• Isabel Beariault

Humans Are Like Waffles

Humans are different: some are optimistic, some are ignorant, while some are emotional. However, every human existence starts and ends in the same way. Death, the one shared experience of the humanity, can also vary greatly from peaceful to painful. Life is rich with choices and diversities. This large variety makes humans often too complex to summarize. Nevertheless, after much contemplation, I concluded that humans are identical to waffles.

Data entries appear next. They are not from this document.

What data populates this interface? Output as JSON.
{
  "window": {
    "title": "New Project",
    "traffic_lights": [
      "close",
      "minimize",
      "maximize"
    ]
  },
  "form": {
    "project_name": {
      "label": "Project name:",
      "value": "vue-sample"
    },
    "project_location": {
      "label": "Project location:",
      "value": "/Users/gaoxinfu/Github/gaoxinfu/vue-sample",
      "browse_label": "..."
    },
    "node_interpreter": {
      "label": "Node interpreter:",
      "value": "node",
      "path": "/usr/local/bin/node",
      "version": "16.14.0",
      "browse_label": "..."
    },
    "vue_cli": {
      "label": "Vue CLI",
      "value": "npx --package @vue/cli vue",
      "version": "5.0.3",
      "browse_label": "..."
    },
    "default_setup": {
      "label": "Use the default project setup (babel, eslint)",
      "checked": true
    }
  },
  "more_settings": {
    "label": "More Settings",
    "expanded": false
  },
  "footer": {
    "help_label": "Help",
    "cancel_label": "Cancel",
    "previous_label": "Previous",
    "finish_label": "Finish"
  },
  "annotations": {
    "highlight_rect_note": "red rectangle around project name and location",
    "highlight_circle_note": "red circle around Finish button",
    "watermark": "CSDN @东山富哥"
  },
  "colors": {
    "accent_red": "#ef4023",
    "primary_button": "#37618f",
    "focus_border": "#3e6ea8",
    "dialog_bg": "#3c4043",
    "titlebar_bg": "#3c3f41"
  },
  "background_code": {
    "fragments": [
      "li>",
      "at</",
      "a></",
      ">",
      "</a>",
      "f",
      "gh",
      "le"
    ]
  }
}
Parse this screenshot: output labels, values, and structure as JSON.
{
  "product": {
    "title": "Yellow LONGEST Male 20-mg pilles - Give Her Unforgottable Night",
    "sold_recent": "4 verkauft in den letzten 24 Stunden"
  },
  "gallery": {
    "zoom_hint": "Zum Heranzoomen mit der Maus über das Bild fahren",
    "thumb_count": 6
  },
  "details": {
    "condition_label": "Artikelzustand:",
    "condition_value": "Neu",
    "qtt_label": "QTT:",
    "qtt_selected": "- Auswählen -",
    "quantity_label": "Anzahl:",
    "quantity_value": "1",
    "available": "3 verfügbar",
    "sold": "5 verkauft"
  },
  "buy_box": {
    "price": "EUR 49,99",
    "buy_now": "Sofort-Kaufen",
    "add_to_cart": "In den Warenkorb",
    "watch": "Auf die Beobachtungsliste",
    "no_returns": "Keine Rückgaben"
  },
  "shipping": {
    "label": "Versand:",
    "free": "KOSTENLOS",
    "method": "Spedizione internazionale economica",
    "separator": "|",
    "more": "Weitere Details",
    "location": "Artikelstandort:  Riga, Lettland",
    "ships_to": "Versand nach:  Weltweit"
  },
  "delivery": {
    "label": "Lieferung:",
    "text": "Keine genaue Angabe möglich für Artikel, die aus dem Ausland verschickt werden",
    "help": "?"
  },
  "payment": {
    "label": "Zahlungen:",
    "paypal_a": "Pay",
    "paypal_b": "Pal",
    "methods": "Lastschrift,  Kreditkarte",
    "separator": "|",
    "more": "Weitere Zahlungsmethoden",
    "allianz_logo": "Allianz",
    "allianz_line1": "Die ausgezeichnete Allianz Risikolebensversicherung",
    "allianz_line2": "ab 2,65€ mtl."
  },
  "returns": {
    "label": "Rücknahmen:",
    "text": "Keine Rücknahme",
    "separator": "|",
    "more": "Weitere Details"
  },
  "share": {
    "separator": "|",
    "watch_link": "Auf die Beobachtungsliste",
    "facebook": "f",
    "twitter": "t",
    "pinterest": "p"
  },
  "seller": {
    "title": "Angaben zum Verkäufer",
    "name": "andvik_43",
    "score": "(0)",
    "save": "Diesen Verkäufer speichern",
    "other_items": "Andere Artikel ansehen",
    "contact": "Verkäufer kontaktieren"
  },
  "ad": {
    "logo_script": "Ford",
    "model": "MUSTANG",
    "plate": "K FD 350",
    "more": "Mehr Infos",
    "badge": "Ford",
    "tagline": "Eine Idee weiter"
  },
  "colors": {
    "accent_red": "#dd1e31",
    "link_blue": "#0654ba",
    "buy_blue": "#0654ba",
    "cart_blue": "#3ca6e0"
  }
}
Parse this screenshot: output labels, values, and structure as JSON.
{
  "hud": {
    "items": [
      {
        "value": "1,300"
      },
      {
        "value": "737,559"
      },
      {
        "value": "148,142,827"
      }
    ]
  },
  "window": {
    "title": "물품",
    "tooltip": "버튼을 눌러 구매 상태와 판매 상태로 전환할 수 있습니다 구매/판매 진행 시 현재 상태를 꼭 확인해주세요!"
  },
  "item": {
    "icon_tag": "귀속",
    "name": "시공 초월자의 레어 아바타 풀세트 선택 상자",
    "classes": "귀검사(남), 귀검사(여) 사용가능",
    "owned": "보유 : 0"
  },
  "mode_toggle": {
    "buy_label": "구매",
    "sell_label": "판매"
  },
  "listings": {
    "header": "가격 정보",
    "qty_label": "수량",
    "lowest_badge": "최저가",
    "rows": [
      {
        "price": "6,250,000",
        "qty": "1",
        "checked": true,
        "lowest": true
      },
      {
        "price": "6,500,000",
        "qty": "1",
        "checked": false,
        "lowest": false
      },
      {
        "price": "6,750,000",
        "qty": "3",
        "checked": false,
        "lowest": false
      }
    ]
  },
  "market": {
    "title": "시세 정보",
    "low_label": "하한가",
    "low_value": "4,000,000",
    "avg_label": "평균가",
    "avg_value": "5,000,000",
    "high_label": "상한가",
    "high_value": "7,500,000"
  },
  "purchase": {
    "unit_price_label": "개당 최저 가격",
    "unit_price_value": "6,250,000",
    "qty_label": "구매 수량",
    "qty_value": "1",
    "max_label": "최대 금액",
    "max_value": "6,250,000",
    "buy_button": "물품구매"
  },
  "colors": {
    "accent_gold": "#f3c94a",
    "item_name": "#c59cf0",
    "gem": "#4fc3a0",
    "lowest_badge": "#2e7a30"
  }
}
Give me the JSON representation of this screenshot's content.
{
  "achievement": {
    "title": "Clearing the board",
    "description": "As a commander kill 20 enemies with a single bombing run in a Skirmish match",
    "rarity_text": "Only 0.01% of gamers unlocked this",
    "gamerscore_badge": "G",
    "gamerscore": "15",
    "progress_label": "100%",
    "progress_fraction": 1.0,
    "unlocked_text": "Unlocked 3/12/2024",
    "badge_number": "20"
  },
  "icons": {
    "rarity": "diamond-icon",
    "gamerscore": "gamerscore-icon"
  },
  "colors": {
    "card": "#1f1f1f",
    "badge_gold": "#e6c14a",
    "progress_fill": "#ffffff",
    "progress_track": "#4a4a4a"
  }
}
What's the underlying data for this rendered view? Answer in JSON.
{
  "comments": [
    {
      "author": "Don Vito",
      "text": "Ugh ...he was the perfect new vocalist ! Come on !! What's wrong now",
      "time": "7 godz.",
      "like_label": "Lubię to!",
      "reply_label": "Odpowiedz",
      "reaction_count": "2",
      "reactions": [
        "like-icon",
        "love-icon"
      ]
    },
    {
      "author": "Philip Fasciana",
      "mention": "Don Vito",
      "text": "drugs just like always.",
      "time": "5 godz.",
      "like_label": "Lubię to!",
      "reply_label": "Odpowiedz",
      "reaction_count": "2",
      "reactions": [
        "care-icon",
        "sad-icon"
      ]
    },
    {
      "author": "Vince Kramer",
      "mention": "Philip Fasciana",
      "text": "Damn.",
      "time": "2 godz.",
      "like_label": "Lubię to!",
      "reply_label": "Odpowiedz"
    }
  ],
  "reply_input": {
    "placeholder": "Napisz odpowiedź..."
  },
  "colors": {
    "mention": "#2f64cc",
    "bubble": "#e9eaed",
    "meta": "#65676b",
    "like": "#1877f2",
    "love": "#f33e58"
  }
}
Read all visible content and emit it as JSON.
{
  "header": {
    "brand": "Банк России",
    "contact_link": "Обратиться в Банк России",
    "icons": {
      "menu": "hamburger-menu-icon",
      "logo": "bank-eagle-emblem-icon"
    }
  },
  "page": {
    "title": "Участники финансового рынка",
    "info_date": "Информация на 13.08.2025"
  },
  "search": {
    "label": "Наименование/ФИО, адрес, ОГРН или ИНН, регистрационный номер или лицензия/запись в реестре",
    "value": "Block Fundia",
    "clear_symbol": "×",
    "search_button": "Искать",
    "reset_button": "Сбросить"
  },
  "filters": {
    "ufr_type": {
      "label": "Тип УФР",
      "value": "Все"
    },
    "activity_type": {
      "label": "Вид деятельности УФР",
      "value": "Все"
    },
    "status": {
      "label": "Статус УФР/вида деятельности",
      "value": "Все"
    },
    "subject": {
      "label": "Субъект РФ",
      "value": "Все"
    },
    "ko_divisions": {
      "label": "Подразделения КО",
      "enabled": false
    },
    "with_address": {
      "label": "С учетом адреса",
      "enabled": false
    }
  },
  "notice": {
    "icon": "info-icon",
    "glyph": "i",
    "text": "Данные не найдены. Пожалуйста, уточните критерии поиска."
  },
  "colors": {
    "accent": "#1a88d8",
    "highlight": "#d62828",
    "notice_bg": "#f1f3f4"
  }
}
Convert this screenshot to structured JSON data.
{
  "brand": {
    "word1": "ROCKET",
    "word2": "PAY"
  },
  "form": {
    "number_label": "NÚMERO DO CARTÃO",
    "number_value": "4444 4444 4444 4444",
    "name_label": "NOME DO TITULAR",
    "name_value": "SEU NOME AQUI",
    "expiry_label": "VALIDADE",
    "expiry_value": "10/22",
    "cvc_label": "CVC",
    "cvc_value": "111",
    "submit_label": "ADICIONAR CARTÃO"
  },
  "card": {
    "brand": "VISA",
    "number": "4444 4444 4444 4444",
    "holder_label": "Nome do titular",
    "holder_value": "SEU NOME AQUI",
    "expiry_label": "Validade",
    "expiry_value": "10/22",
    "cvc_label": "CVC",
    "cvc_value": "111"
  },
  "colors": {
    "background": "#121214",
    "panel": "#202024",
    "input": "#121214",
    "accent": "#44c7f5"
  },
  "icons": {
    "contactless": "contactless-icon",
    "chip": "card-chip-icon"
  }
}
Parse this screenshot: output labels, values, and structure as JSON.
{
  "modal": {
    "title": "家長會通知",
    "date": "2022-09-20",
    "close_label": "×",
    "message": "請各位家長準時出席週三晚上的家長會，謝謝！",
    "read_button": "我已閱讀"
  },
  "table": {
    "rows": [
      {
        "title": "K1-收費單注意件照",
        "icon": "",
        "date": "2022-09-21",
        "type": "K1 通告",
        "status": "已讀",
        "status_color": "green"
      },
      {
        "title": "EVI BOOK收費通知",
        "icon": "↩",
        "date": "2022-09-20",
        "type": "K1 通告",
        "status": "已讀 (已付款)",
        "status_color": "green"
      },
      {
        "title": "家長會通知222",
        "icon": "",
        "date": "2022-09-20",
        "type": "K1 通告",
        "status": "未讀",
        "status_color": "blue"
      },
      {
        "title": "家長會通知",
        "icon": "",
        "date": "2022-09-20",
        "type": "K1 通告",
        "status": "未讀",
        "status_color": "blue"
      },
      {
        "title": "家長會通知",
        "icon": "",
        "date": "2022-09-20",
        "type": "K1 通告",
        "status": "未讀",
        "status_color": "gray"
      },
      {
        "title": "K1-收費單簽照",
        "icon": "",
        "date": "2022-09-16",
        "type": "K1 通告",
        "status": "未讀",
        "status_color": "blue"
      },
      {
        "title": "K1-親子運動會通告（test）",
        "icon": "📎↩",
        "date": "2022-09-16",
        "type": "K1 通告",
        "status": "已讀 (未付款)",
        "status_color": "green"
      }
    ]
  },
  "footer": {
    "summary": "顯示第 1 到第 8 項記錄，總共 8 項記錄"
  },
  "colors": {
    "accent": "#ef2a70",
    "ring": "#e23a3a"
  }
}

A waffle starts, just like a human, with ingredients mixed together in a unique way (what up, AP Bio Sexual Reproduction!). The batter is put in a waffle maker to be shaped and cooked. Similarly, a child is shaped into his or her own person, different from everyone else. The waffle is then taken out of the waffle maker, fresh and warm, much like a teenager stepping into adulthood. The unique shape of a waffle reflects the individuality of everyone’s physical appearance. Some waffles are square; some are circular; some are triangular; some are uncommonly-shaped. However, almost all waffles have ridges and indentations. Similarly, almost all humans share similar facial features. The development and formation of a waffle is identical to that of a human.

A waffle can be eaten with a variety of toppings. Maple syrup is a popular topping that brings out happiness in many people. Butter on waffle is an analogy for human sadness and slippery tears because butter is salty yet superficial. Other topping analogies include whipped cream, soft yet strong human; fruit, a nature-oriented human; sprinkles, flamboyant people who regularly display their wealth; and no topping, a human who chooses to live his or her life simply.

Moreover, there are many ways to eat a waffle. Cheerful and enthusiastic people tear it enthusiastically into different pieces. Emotional humans often bite into their waffles without cutting them. You can even cut it with a knife and a fork like a thoughtful, serious human (the only right way in my book).

However, even after the long, personal journey, a waffle always ends up in one of two places: the sewer or the land-fill. This is exactly like a human. In a human’s later life, he or she will most likely embark on a personal journey on a quest to understand the meaning of life. A waffle also travels a personal journey either into the landfill or through the digestive system of a human to the toilet to the sewer. Humans will then either end up in the equivalent of heaven or hell (depending on your religion), just like a waffle will end up in either the sewer or the land-fill. There are, of course, some exceptions: some waffles might be eaten by animals and will consequently end up on the floor of a park, street or another part of the earth. Similarly, some humans do not believe in a religion and will end up wherever their absence of religion may lead them.

The evidence I have presented should, I hope, show you how the life of humans is almost indistinguishable from the journey of a waffle. From birth to death, we resemble waffles. I conclude by saying that although we may see ourselves as a superior species, above all other animals and plants, we are nothing more than a waffle awaiting its fate.